((

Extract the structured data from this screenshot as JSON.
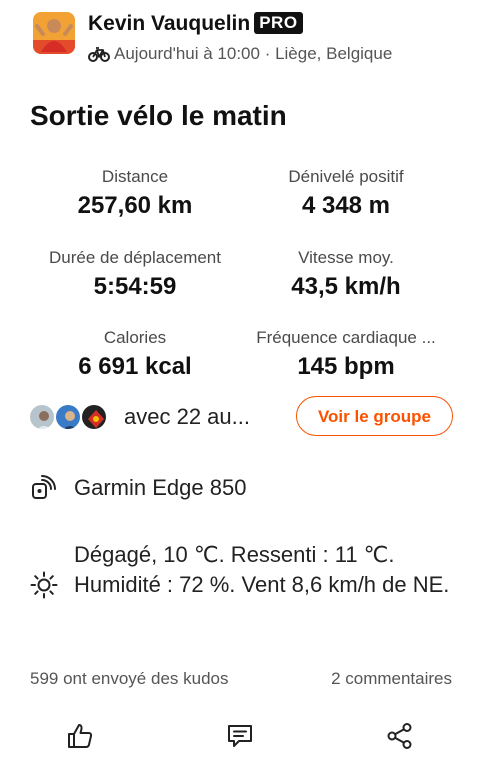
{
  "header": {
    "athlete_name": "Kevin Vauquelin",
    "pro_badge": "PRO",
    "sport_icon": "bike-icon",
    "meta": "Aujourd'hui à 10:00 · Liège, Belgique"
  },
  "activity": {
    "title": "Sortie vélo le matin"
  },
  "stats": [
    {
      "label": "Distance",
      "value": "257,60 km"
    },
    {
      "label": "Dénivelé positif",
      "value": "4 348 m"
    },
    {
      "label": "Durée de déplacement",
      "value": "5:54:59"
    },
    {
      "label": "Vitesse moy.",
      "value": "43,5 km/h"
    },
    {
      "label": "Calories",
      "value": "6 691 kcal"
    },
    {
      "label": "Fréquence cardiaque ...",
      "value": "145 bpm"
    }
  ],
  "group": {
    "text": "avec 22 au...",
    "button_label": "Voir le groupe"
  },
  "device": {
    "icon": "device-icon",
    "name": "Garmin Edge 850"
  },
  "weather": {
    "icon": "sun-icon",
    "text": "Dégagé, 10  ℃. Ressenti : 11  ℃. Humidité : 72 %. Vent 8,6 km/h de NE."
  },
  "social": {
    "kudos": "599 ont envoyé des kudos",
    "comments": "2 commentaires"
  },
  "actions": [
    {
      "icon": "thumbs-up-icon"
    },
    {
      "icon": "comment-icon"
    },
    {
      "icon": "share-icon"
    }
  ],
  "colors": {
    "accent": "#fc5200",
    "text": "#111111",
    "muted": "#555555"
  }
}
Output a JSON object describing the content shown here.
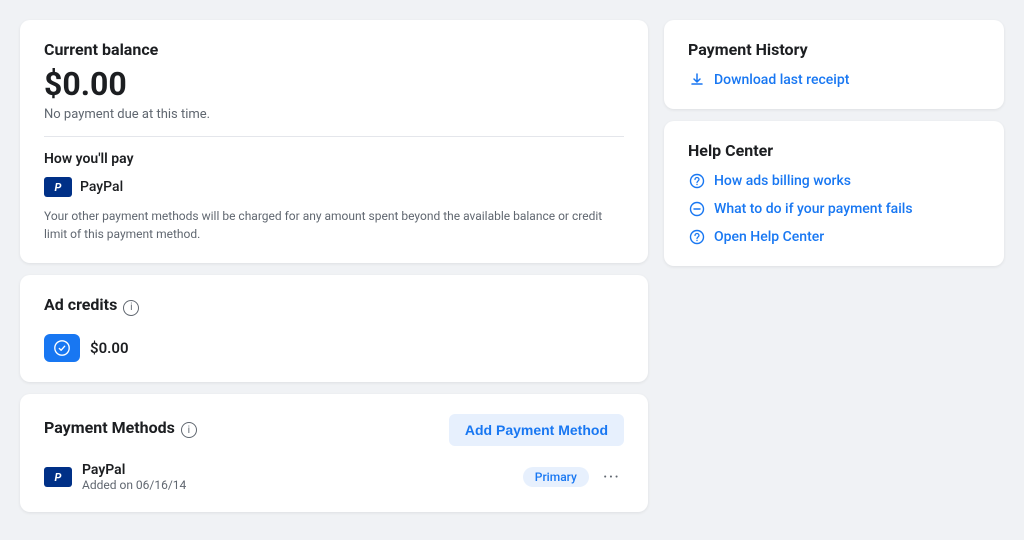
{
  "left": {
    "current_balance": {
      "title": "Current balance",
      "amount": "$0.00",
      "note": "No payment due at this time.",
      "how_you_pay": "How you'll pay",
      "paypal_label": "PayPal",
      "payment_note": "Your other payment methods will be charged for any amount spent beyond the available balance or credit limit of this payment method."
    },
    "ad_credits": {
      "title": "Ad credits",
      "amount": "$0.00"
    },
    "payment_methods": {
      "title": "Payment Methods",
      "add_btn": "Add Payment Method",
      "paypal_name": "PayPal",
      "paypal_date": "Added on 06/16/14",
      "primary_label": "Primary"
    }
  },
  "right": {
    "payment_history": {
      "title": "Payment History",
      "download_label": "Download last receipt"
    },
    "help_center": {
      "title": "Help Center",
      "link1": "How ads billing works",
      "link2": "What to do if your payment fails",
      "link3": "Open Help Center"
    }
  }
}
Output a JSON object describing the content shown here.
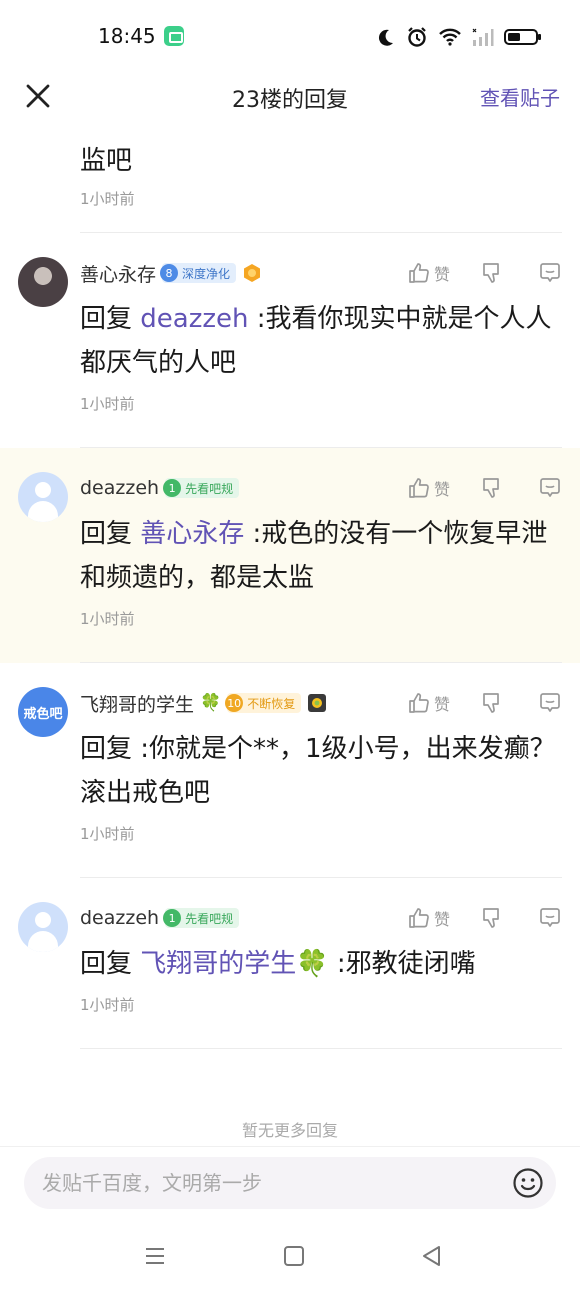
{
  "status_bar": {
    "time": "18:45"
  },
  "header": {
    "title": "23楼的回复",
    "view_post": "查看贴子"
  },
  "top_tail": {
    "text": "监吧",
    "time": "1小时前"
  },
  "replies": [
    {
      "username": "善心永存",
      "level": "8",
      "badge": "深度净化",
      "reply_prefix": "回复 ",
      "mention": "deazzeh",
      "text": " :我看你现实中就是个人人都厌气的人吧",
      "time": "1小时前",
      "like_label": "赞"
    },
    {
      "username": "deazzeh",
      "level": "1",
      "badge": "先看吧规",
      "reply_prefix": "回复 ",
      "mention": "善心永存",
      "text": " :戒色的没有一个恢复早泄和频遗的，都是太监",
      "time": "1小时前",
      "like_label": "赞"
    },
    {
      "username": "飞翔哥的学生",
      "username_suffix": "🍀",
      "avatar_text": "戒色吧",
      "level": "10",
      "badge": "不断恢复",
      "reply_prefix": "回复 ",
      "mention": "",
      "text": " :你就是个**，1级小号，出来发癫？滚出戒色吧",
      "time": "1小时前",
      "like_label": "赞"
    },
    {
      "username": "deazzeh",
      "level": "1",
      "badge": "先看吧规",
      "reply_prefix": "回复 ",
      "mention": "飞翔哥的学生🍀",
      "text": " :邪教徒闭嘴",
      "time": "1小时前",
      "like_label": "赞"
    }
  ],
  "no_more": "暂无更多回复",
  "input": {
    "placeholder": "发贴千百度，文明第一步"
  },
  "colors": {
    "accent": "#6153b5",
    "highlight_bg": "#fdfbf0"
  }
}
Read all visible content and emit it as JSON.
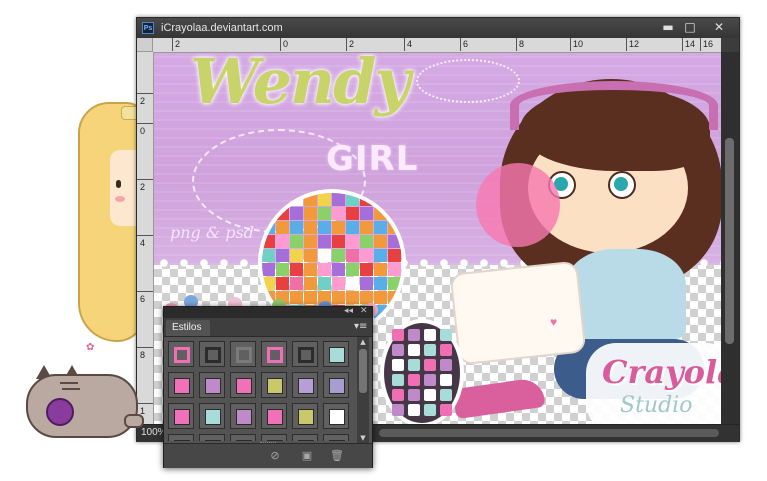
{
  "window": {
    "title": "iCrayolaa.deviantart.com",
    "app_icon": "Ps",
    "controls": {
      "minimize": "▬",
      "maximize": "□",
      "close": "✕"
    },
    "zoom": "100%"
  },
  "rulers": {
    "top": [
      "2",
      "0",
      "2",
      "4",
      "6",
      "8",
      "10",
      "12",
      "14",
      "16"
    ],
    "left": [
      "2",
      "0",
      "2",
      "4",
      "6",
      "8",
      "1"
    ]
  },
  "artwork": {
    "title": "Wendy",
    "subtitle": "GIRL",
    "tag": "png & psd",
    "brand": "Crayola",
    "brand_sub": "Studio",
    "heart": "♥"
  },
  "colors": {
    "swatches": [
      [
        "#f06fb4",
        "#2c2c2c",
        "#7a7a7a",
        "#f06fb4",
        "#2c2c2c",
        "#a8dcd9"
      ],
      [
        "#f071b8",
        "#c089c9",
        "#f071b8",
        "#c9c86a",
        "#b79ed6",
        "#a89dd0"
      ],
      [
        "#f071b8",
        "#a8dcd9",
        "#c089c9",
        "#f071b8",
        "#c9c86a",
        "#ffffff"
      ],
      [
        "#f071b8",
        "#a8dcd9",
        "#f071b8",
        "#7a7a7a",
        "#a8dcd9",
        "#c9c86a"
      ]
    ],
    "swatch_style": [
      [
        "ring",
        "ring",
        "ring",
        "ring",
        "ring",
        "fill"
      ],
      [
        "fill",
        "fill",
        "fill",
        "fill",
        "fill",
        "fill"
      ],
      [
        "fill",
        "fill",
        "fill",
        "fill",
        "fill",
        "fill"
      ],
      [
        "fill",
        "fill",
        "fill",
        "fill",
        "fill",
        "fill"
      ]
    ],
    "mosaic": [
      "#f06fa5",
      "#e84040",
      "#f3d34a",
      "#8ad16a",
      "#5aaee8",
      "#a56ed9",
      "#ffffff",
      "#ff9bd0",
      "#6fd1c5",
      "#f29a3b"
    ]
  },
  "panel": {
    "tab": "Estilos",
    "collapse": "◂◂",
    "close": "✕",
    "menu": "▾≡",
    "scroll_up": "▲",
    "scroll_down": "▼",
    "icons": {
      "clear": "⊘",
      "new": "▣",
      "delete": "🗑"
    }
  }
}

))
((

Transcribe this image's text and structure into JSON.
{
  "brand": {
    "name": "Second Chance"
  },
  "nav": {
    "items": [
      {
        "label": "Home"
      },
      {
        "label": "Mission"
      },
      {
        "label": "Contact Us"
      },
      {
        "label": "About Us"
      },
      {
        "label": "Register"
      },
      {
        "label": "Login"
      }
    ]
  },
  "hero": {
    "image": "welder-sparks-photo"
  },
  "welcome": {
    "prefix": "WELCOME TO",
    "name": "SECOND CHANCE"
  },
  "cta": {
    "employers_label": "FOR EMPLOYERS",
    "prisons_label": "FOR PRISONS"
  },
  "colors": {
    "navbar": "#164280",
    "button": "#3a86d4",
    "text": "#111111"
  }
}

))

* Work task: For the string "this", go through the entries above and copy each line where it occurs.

* Task result:
Extract the structured data from this screenshot as JSON.
      "note": "No payment due at this time.",
      "payment_note": "Your other payment methods will be charged for any amount spent beyond the available balance or credit limit of this payment method."
Transcribe this image's text and structure into JSON.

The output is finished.